Photographic Architecture in the Twentieth Century
University of Minnesota Press
416 pages, 158 b&w photos, 7 x 10, May 2014
$35.00 paper ISBN 978-0-8166-8335-2
$103.00 cloth ISBN 978-0-8166-8334-5
One hundred years ago, architects found in the medium of photography—so good at representing a building’s lines and planes—a necessary way to promote their practices. It soon became apparent, however, that photography did more than reproduce what it depicted. It altered both subject and reception, as architecture in the twentieth century was enlisted as a form of mass communication.
Claire Zimmerman reveals how photography profoundly influenced architectural design in the past century, playing an instrumental role in the evolution of modern architecture. Her “picture anthropology” demonstrates how buildings changed irrevocably and substantially through their interaction with photography, beginning with the emergence of mass-printed photographically illustrated texts in Germany before World War II and concluding with the postwar age of commercial advertising. In taking up “photographic architecture,” Zimmerman considers two interconnected topics: first, architectural photography and its circulation; and second, the impact of photography on architectural design. She describes how architectural photographic protocols developed in Germany in the early twentieth century, expanded significantly in the wartime and postwar diaspora, and accelerated dramatically with the advent of postmodernism.
In modern architecture, she argues, how buildings looked and how photographs made them look overlapped in consequential ways. In architecture and photography, the modernist concepts that were visible to the largest number over the widest terrain with the greatest clarity carried the day. This richly illustrated work shows, for the first time, how new ideas and new buildings arose from the interplay of photography and architecture—transforming how we see the world and how we act on it.
This book is a wonderful, deeply researched, occasionally irreverent contribution to the English-language scholarship on modern architecture in Germany, with networks extending to the United States and England. An essential demonstration of the complex role(s) played by photography in the development of modern architecture in general that readily translates to other contexts, it will no doubt become a key reference in a scholarly milieu increasingly concerned with the interaction of architecture and media.
— Reinhold Martin, Columbia University
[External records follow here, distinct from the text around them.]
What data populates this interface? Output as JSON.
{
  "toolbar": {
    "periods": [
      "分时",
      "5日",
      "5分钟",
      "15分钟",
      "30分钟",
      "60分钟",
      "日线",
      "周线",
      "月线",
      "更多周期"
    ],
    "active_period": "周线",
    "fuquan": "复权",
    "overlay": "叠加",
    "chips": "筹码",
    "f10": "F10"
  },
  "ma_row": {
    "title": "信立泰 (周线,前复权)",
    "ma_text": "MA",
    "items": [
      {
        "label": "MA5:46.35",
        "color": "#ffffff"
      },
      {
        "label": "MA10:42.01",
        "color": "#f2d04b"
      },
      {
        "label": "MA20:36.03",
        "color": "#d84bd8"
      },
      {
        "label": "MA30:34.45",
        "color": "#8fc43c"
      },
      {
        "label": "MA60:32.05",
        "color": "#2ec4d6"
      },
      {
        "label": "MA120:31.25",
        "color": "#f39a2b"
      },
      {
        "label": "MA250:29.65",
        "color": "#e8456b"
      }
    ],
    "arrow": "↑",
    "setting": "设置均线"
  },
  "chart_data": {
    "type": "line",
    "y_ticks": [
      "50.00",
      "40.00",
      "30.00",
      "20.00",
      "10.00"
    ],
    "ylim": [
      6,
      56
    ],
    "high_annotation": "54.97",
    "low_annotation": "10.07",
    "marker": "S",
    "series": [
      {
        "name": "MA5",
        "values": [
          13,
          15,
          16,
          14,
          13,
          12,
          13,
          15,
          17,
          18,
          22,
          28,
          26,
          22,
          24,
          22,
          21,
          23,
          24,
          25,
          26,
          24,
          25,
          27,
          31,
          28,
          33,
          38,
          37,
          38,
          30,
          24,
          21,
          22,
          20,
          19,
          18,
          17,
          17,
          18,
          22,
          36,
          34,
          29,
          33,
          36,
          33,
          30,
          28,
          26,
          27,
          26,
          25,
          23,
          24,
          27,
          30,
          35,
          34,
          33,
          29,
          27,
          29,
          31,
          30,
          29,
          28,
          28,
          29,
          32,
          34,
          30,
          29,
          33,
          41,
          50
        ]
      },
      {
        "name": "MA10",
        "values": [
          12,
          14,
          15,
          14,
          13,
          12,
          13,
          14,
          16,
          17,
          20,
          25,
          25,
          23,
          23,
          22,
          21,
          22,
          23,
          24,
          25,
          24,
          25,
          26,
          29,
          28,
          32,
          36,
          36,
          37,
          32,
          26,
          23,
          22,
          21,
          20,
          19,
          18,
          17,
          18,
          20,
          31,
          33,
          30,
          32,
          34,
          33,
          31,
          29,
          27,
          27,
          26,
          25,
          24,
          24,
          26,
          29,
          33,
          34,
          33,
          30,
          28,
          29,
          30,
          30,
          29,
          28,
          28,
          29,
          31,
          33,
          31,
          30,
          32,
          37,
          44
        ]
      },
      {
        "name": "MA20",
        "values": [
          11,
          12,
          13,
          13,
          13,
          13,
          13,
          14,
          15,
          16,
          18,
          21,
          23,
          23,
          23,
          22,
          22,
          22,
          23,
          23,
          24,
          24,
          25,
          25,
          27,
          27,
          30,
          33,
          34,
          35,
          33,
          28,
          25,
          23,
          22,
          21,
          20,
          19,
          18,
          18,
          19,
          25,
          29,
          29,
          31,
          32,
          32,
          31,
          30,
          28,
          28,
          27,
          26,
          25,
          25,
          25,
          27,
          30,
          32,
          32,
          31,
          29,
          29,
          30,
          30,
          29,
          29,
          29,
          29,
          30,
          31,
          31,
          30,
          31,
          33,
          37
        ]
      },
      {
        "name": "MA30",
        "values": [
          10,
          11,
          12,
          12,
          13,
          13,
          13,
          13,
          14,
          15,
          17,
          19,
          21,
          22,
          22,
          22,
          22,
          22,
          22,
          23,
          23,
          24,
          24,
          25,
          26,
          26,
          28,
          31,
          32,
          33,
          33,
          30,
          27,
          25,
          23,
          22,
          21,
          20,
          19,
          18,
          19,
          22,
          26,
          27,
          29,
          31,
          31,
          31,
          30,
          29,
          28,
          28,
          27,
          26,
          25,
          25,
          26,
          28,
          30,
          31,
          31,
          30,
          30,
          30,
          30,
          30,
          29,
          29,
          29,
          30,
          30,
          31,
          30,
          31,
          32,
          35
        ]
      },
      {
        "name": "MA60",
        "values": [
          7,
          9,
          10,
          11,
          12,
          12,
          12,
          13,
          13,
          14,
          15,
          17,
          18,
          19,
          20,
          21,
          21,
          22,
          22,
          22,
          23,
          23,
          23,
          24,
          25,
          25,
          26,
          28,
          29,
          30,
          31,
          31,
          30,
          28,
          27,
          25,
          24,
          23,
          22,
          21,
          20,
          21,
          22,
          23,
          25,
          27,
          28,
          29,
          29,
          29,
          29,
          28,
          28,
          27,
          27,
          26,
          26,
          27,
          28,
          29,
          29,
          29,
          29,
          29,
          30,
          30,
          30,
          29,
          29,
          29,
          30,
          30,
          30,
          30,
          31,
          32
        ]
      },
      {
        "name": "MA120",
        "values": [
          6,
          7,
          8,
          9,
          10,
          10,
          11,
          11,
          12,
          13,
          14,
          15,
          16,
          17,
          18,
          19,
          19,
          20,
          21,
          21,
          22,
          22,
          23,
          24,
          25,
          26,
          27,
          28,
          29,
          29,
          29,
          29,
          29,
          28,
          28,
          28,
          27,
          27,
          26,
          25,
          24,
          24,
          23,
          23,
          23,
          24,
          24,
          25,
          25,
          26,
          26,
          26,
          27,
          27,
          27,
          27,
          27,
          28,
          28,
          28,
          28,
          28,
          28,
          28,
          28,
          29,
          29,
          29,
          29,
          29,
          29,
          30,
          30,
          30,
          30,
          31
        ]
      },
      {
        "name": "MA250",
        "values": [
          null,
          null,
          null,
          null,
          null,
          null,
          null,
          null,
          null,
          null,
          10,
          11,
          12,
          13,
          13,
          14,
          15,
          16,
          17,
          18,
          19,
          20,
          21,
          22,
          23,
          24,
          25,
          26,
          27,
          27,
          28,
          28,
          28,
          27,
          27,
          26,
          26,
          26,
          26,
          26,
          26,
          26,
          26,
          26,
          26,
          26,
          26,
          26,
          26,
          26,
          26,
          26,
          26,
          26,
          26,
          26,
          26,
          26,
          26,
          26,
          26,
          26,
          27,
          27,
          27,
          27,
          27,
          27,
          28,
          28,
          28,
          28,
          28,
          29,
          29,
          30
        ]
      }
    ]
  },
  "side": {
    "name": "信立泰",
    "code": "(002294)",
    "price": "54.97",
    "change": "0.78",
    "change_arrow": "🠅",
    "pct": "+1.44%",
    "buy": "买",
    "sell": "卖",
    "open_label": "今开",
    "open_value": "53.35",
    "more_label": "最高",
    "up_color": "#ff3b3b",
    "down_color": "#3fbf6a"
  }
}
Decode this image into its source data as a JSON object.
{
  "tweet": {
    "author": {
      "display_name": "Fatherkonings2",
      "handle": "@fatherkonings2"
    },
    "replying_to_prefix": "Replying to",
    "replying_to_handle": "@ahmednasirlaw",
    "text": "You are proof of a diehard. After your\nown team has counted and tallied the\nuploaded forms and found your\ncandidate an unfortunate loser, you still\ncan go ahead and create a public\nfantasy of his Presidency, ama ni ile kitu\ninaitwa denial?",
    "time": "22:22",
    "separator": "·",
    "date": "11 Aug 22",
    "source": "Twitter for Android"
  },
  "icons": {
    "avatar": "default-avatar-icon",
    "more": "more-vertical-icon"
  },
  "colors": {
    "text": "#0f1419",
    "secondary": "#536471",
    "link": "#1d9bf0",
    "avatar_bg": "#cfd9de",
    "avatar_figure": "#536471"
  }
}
Claire Zimmerman argues that not only did photography become in the twentieth century the principal way through which architecture was made known, but that at the same time photography brought about a shift in the aesthetics of architecture. This is an original and deeply-considered book that sets out a number of new ideas about modern architecture and its relationship to photography.
— Adrian Forty, University College London
About the author
Claire Zimmerman is associate professor of architectural history at the University of Michigan. She is the author of Mies van der Rohe, 1886–1969: The Structure of Space and coeditor of Neo-avant-garde and Postmodern: Postwar Architecture in Britain and Beyond.
Introduction. Beyond Visibility: Modern Architecture in the Photographic Image
I. Architecture after Photography
1. Bildarchitekturen: Architectural Surface, circa 1914
2. Photography into Building: Mies in Barcelona
3. Architectural Abstraction: The Tugendhat Photographs
II. Architects and Architectural Photographs
4. Type-Photo: Architectural Photography in Germany
5. Aura Deferred: Bauhausbauten Dessau
6. The Future in the Present: Erscheinungsform and “The Dwelling,” 1927
7. Promise and Threat: American Photographs in Postwar Germany
8. The Photographic Architecture of Hunstanton School
9. From Photographic Surface to Image Object: James Stirling’s Postmodernism
Conclusion: Surface Divides
University of Minnesota Press